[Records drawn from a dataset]
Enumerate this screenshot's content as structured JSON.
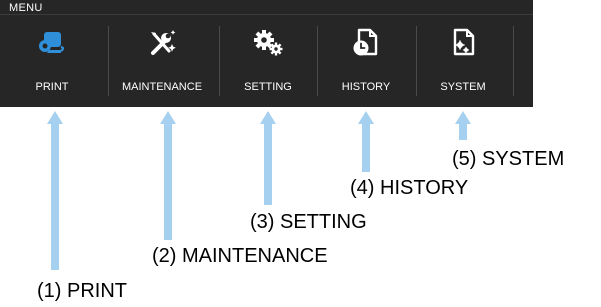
{
  "menu": {
    "title": "MENU",
    "accent_color": "#2f8fd8",
    "tabs": [
      {
        "label": "PRINT",
        "icon": "print-icon",
        "selected": true
      },
      {
        "label": "MAINTENANCE",
        "icon": "maintenance-tools-icon",
        "selected": false
      },
      {
        "label": "SETTING",
        "icon": "gears-icon",
        "selected": false
      },
      {
        "label": "HISTORY",
        "icon": "history-clock-icon",
        "selected": false
      },
      {
        "label": "SYSTEM",
        "icon": "system-document-icon",
        "selected": false
      }
    ]
  },
  "callouts": [
    {
      "text": "(1) PRINT"
    },
    {
      "text": "(2) MAINTENANCE"
    },
    {
      "text": "(3) SETTING"
    },
    {
      "text": "(4) HISTORY"
    },
    {
      "text": "(5) SYSTEM"
    }
  ],
  "colors": {
    "arrow": "#a6d0f0",
    "bar": "#262626",
    "text": "#ffffff"
  }
}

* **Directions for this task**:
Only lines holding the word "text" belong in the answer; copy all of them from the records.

* **Solved problem**:
      "text": "(1) PRINT"
      "text": "(2) MAINTENANCE"
      "text": "(3) SETTING"
      "text": "(4) HISTORY"
      "text": "(5) SYSTEM"
    "text": "#ffffff"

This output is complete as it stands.